I know very little about Pearl Harbor. My grandfather’s time, and I didn’t have much interest in American History. I was more interested in Ancient History like with the Mayans and the Greeks and the Romans. Pearl Harbor was only of vague interest because I knew my grandfather knew people who were a part of that history, so that was part of why I selected this book for review. Another reason was because I wanted to read more ‘recent’ history, and because the story itself sounded interesting.

And it was, though not as good as I hoped it would be. It seemed to be strongly geared towards Eva finding a man to help her be more ‘controlled’ and less independent.

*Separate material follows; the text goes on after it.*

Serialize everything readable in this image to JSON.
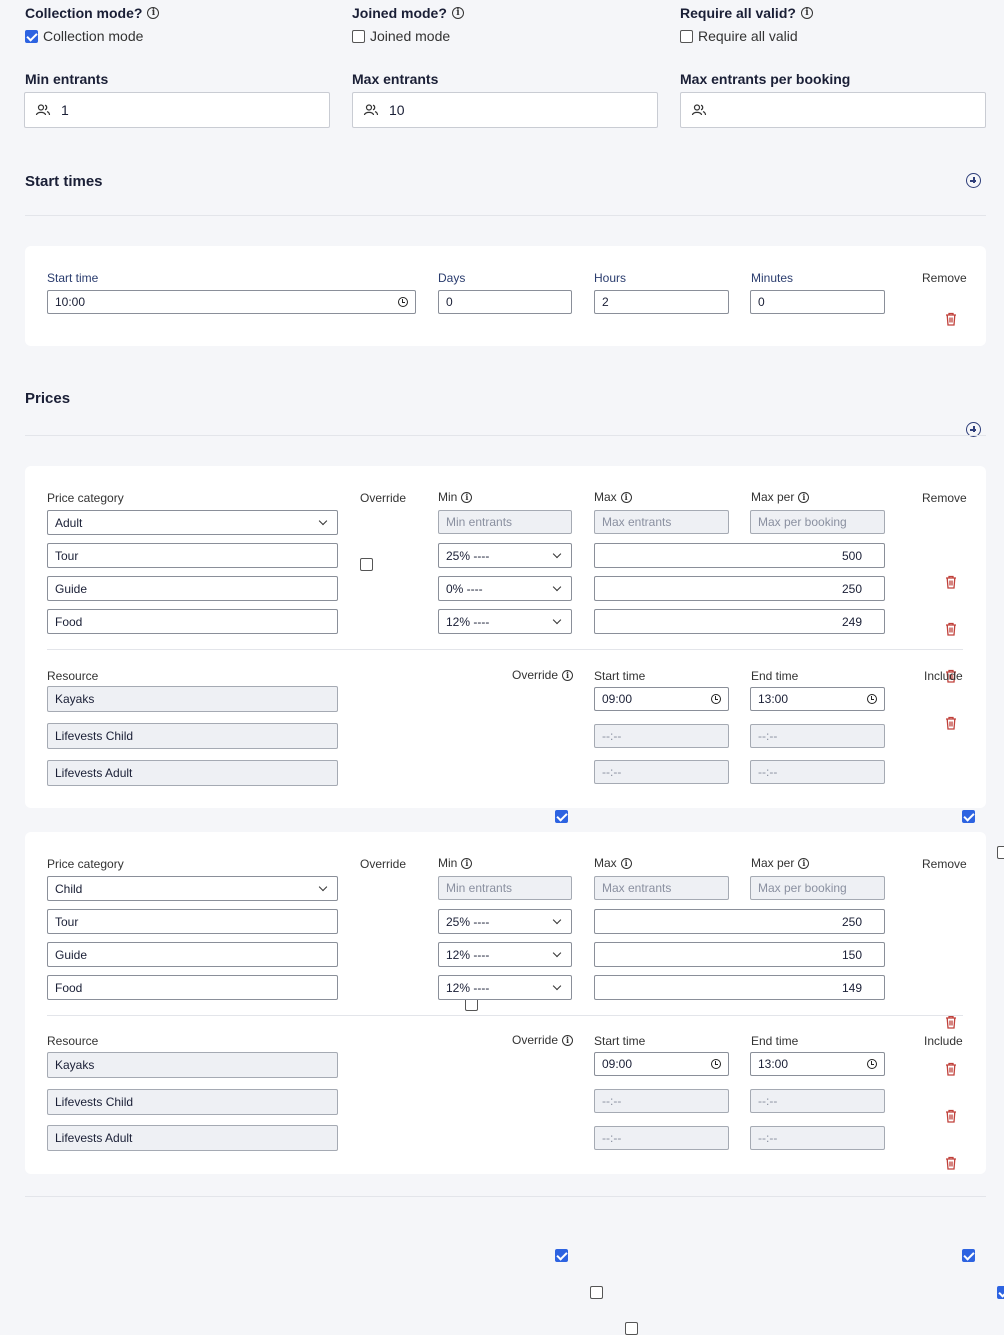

It was very frustrating to read her falling for such an egotistical ass, and while eventually the guy lead character grew on me, it was a very long eventually to get there and he still wasn’t my favorite book boyfriend ever. It seemed to me like Eva was trying to hard to be the well-liked and normal nurse, as opposed to getting shit done and taking no prisoners approach.

Overall, I’m giving this 3/5 stars. Originally, it’s 2.5 rounded up to a solid 3 because of how interesting the historical bits were, and I *did* like Eva’s character, I just didn’t much like the story.

Until next time,
-Pass Me That Book.

Happy New Year: New Year, New Arcs!

There’s lots of new arcs that I was recently approved on Netgalley. I’ve done two reviews thus far, but am behind-again-but only because I’m working on other things too. It being the new year, there’s also little time for reading/writing with family over for the holidays, which makes it more challenging as well. But I decided to do a brief post where I display the upcoming ARCs that I plan on reading and reviewing. Here are the new books that I was approved on Netgalley, several of which I am eagerly anticipating!

 

I’m quite excited for “Romanov”, “Fog Season”, and “A Danger to Herself and Others” but I really am eagerly anticipating all of these, and can’t wait to start reading them! I hope I can get to them soon, because my Netgalley reading list is starting to become rather alarming.

Other books that I’m currently reading:

The Defiant Heir by Melissa Caruso

The Witch of Willow Hall by Hester Fox

The Winter Road by Adrian Selby 

I should have reviews up for those three books soon. Be sure to keep an eye out for that, as well as several other updates I’m planning on doing. I’ve been working like made on the secret project, hoping to get it up soon. Otherwise, this is all the news that I really have to share with at the moment. I hope everyone had a lovely new year, and got approved arcs as well.

Until next time,

-Pass Me That Book